Start of MATERIAL SUPPLIED
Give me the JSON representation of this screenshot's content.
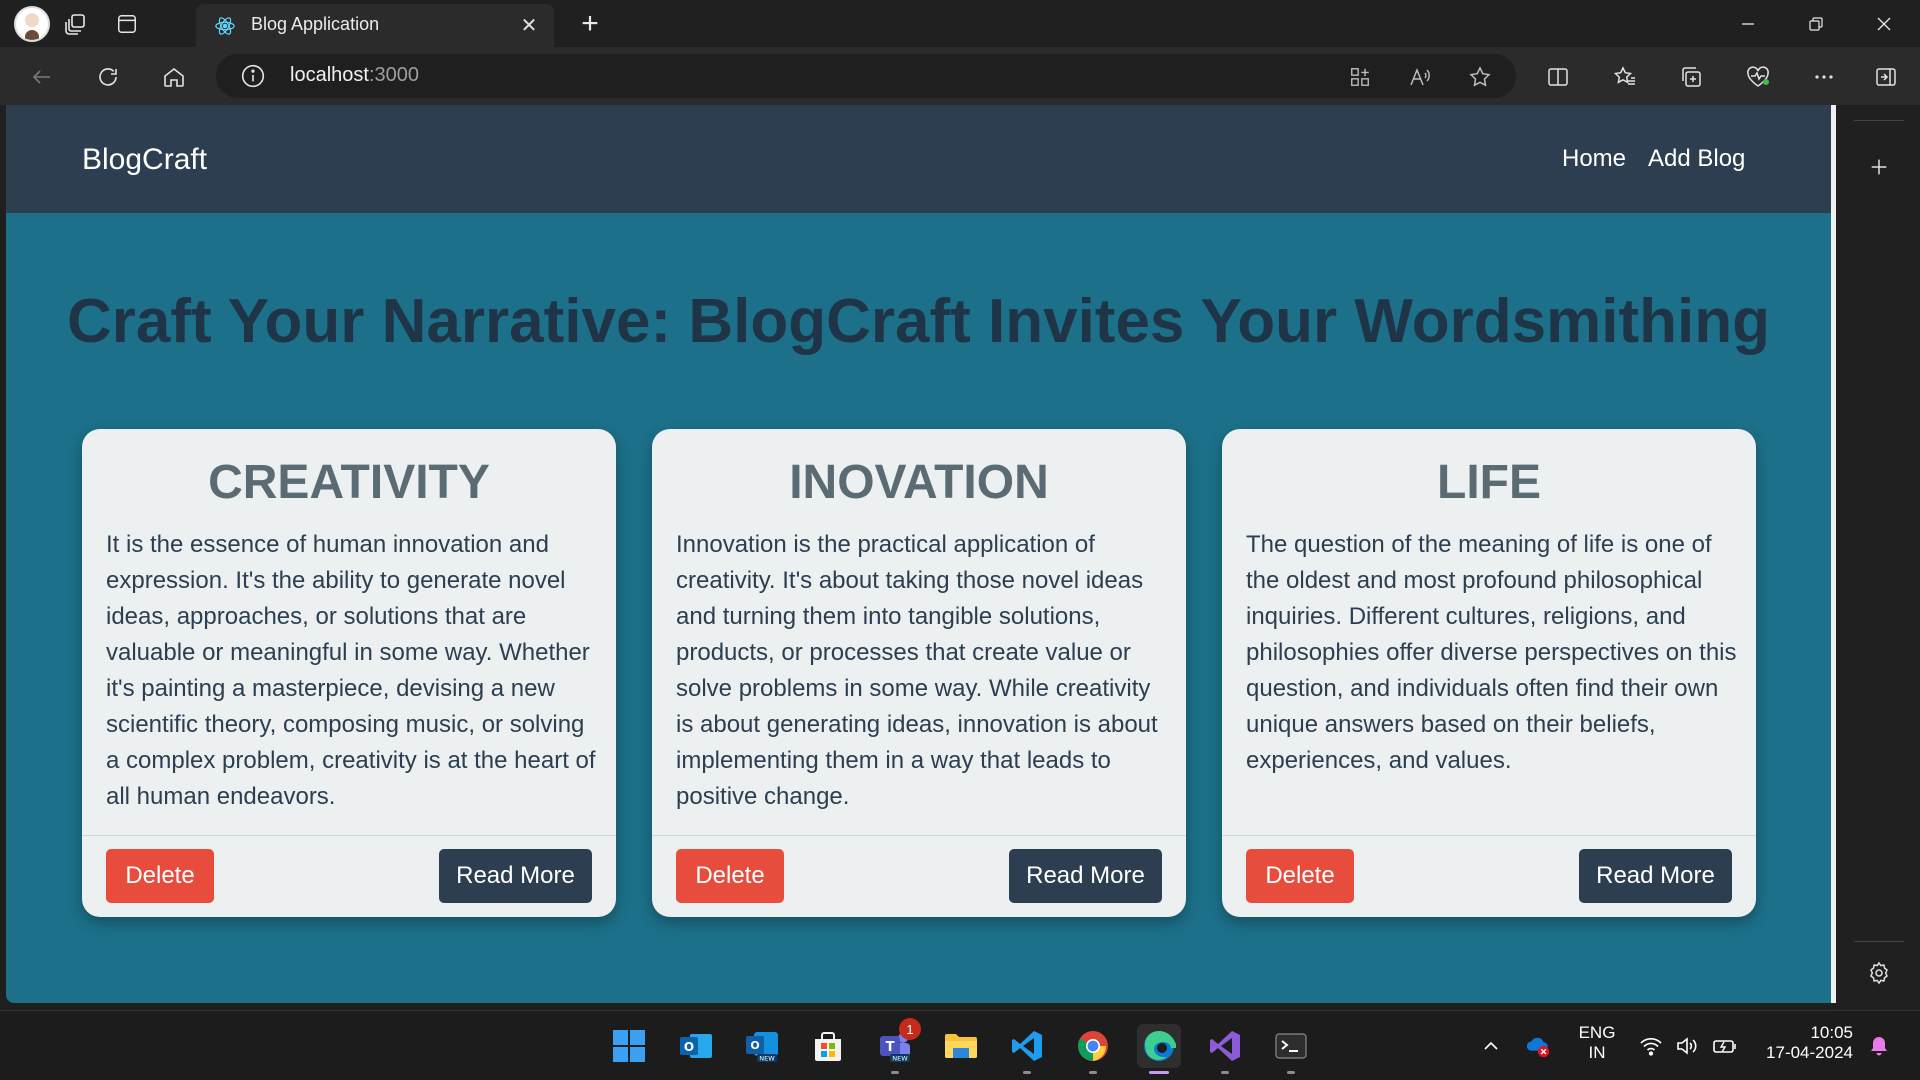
{
  "browser": {
    "tab_title": "Blog Application",
    "address_host": "localhost",
    "address_port": ":3000"
  },
  "site": {
    "brand": "BlogCraft",
    "nav": [
      "Home",
      "Add Blog"
    ],
    "hero": "Craft Your Narrative: BlogCraft Invites Your Wordsmithing"
  },
  "cards": [
    {
      "title": "CREATIVITY",
      "body": "It is the essence of human innovation and expression. It's the ability to generate novel ideas, approaches, or solutions that are valuable or meaningful in some way. Whether it's painting a masterpiece, devising a new scientific theory, composing music, or solving a complex problem, creativity is at the heart of all human endeavors.",
      "delete_label": "Delete",
      "read_label": "Read More"
    },
    {
      "title": "INOVATION",
      "body": "Innovation is the practical application of creativity. It's about taking those novel ideas and turning them into tangible solutions, products, or processes that create value or solve problems in some way. While creativity is about generating ideas, innovation is about implementing them in a way that leads to positive change.",
      "delete_label": "Delete",
      "read_label": "Read More"
    },
    {
      "title": "LIFE",
      "body": "The question of the meaning of life is one of the oldest and most profound philosophical inquiries. Different cultures, religions, and philosophies offer diverse perspectives on this question, and individuals often find their own unique answers based on their beliefs, experiences, and values.",
      "delete_label": "Delete",
      "read_label": "Read More"
    }
  ],
  "taskbar": {
    "teams_badge": "1",
    "lang_line1": "ENG",
    "lang_line2": "IN",
    "time": "10:05",
    "date": "17-04-2024"
  },
  "colors": {
    "page_bg": "#1c7089",
    "navbar_bg": "#2d3e50",
    "card_bg": "#ecf0f1",
    "delete": "#e74c3c",
    "read_more": "#2d3e50"
  }
}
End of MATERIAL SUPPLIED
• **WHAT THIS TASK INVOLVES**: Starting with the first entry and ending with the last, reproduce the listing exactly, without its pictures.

• **ANSWER BOX**:
Give me the JSON representation of this screenshot's content.
{
  "browser": {
    "tab_title": "Blog Application",
    "address_host": "localhost",
    "address_port": ":3000"
  },
  "site": {
    "brand": "BlogCraft",
    "nav": [
      "Home",
      "Add Blog"
    ],
    "hero": "Craft Your Narrative: BlogCraft Invites Your Wordsmithing"
  },
  "cards": [
    {
      "title": "CREATIVITY",
      "body": "It is the essence of human innovation and expression. It's the ability to generate novel ideas, approaches, or solutions that are valuable or meaningful in some way. Whether it's painting a masterpiece, devising a new scientific theory, composing music, or solving a complex problem, creativity is at the heart of all human endeavors.",
      "delete_label": "Delete",
      "read_label": "Read More"
    },
    {
      "title": "INOVATION",
      "body": "Innovation is the practical application of creativity. It's about taking those novel ideas and turning them into tangible solutions, products, or processes that create value or solve problems in some way. While creativity is about generating ideas, innovation is about implementing them in a way that leads to positive change.",
      "delete_label": "Delete",
      "read_label": "Read More"
    },
    {
      "title": "LIFE",
      "body": "The question of the meaning of life is one of the oldest and most profound philosophical inquiries. Different cultures, religions, and philosophies offer diverse perspectives on this question, and individuals often find their own unique answers based on their beliefs, experiences, and values.",
      "delete_label": "Delete",
      "read_label": "Read More"
    }
  ],
  "taskbar": {
    "teams_badge": "1",
    "lang_line1": "ENG",
    "lang_line2": "IN",
    "time": "10:05",
    "date": "17-04-2024"
  },
  "colors": {
    "page_bg": "#1c7089",
    "navbar_bg": "#2d3e50",
    "card_bg": "#ecf0f1",
    "delete": "#e74c3c",
    "read_more": "#2d3e50"
  }
}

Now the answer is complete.